**EXERCISE INSTRUCTIONS:** Determine how many lines in the following listing include "value". Respond with that number only.

(LISTED ENTRIES)

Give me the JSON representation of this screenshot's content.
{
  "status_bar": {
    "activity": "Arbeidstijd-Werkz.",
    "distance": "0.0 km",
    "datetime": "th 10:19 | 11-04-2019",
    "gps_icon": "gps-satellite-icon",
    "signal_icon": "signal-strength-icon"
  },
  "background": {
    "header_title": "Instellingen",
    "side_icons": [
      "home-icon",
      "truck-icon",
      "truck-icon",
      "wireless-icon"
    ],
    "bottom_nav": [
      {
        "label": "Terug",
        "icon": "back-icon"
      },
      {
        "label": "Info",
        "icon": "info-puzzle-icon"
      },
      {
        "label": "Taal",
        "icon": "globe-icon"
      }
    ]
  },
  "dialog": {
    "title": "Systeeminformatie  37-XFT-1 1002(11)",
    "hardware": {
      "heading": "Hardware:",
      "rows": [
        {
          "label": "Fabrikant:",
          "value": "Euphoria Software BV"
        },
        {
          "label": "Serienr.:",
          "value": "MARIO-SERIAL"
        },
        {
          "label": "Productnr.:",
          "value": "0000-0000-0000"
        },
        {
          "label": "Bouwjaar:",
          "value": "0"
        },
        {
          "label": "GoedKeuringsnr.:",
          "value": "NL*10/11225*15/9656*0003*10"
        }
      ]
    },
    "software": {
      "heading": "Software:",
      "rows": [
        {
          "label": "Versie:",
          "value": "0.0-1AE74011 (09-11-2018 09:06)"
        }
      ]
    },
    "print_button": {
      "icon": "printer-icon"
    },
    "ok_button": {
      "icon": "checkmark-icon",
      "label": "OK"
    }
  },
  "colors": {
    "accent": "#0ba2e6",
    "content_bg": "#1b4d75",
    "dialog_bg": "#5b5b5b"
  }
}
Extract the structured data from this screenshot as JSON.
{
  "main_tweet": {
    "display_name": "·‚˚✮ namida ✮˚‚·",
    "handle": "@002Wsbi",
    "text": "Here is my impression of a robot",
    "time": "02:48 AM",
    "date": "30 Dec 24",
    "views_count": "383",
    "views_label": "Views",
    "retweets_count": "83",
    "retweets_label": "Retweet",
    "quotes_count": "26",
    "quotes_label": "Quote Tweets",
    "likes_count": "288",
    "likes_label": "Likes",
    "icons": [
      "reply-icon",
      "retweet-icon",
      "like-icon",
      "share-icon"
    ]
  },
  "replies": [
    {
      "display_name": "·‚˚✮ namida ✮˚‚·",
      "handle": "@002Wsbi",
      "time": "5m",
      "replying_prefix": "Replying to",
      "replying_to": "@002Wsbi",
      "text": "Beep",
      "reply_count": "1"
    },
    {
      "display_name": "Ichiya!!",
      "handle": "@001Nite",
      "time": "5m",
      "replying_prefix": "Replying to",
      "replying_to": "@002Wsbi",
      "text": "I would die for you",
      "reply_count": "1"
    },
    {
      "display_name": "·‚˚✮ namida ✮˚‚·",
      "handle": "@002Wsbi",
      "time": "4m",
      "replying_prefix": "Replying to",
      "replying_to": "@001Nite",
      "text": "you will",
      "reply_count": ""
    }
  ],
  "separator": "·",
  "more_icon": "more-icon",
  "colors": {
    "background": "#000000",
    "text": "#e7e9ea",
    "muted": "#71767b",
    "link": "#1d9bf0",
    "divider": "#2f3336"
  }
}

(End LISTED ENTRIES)

**RESPONSE AREA:** 6